Clerk: Randy Lichti 1619 Diamond Rd. New Hamburg Ontario Canada N3A 2X5
2018 Ontario Hoof Trimmers Guild

Welcome to Ontario Hoof Trimmers Guild - Est. June 2006


As there are no regulations directly pertaining to hoof trimming in Canada, the field for trimming cattle is a wide open concept in the market place.

There is no governing body or licensing agency that hoof trimmers are accountable to except their clients and their own level of professionalism which is variable between hoof trimmers


As of  May 1st 2018  Regulation 761 of the Ontario Milk Act governed by the Province of Ontario and administered by Dairy Farmers of Ontario is now in effect.  This impacts every dairy farm in the province including those dairy farms that use hoof trimmers as a service providers on their farms. 

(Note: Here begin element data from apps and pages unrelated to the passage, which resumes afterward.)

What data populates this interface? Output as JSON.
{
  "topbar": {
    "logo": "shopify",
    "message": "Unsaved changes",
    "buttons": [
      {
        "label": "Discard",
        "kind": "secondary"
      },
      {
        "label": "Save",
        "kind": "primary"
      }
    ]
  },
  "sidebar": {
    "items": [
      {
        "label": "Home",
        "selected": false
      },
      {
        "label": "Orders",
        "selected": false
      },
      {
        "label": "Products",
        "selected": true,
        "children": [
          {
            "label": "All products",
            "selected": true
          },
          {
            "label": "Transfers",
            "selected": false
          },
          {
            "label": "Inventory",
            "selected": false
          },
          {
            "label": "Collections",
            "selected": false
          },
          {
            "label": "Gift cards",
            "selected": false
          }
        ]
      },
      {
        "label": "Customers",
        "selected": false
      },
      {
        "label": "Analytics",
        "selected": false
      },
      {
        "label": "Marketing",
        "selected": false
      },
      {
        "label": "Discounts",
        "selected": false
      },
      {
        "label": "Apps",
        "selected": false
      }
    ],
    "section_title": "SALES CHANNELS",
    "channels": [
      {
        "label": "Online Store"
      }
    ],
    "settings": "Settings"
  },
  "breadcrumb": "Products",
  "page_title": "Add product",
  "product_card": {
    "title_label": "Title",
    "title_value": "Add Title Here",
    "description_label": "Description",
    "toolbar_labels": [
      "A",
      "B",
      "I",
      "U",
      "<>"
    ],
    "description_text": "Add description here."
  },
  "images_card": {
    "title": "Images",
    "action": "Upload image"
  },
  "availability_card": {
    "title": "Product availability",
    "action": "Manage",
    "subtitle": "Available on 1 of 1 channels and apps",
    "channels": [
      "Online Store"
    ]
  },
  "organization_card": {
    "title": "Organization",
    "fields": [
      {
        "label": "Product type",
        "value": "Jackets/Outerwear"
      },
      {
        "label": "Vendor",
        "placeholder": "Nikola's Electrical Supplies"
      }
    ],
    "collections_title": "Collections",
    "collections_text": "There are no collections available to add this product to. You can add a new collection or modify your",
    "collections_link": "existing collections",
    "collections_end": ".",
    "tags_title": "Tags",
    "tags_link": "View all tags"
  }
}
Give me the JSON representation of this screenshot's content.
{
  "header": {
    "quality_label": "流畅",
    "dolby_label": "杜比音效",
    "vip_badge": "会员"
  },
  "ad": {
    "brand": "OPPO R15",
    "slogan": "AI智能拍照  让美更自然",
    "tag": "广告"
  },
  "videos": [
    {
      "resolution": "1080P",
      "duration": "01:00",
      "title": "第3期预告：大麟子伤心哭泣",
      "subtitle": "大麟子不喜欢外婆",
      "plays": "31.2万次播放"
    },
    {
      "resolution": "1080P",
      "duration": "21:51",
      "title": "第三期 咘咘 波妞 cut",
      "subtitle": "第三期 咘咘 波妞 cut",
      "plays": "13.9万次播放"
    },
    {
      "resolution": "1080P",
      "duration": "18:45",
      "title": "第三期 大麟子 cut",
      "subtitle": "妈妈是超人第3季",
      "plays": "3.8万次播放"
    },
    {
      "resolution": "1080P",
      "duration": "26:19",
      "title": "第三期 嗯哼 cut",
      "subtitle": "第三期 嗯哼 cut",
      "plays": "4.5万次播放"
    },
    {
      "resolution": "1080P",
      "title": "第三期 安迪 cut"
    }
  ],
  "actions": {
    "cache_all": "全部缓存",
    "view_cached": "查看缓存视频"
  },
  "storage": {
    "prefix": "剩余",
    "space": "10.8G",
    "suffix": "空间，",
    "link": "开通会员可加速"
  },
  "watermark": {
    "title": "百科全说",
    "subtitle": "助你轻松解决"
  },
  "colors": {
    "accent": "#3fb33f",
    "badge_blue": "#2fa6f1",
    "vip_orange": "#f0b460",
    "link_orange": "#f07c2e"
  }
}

Animal Care and Welfare Regulations

The new animal care and welfare regulations will become part of the Grade A inspection program and include:

a. prohibition of docking of cattle's tails unless medically necessary as determined and documented by a veterinarian

b. prohibition of housing cattle whose tails are docked on or after May 1st 2018 unless done in accordance with the above requirement

c. provision of clean and comfortable housing

d. cattle hooves in good condition

e. provision of adequate ration and access to water

f. animal identification per federal regulations 

g. adherence to provincial and federal animal transportation regulations 

h proper storage of deadstock until removal or disposal per provincial regulations and 

i. provision of a veterinary report and requirement to follow orders issued by the Director of Compliance when there is evidence of potential animal welfare issues


In Canada there are two national programs under the pervue of Dairy Farmers of Canada

1. Canadian Quality Milk Program (CQM) working to provide farmers with  knowledge to prevent issues that may negatively influence milk quality from entering the food chain (visit ) for more information

2. Pro Action which has many facets includes best practices to keep animals in healthy and comfortable condition.

Both have a base reference which is 


Code of Practice for the

Care and Handling of Dairy Cattle 2009

developed by the National Farm Animal Care Council (NFACC)  visit

Excepts relating to hoof trimming


“Feet and claws must be inspected and trimmed to minimize lameness.”

 Each claw must be trimmed to its own “normal” structure *

*(NFACC reference A Second Opinion, Are we trimming our cows correctly? 

Dr. Ladd Siebert Dec. 2008


  }Successful hoof care should reflect the lameness goals for the dairy industry should be below 10 % 

Recommended Code of Practice for the Care and Handling of Dairy Cattle 2009

Temple Grandin -2011 –

} }Sub Goals }< 10% of cows with ulcers }< 15% of cows with digital dermatitis   

How do we achieve this?

The recommended best practices are:

a.use a gait scoring system, (appendix F) to routinely observe cows for lameness and aim for a prevalence of 

<10% for obvious or severe lameness ie. score 3 or 4

or as above in the goals section

c. ensure alleyways are cleaned daily

d. ensure stalls are comfortable and that cows are lying down in stalls

e. minimize exposure to concrete floors

f. routinely trim the hooves on  all cows as needed ( eg. twice per year)

g.balance the ration to prevent sub-clinical rumen acidosis

h. avoid feeding large amounts of conentrate in a single feeding

i. routinely use a foot bath and change routinely to maintain effectiveness (at least once daily)

Source : NFACC Recommneded Code of Pracitce for the Care and Handling of Dairy Cattle 2009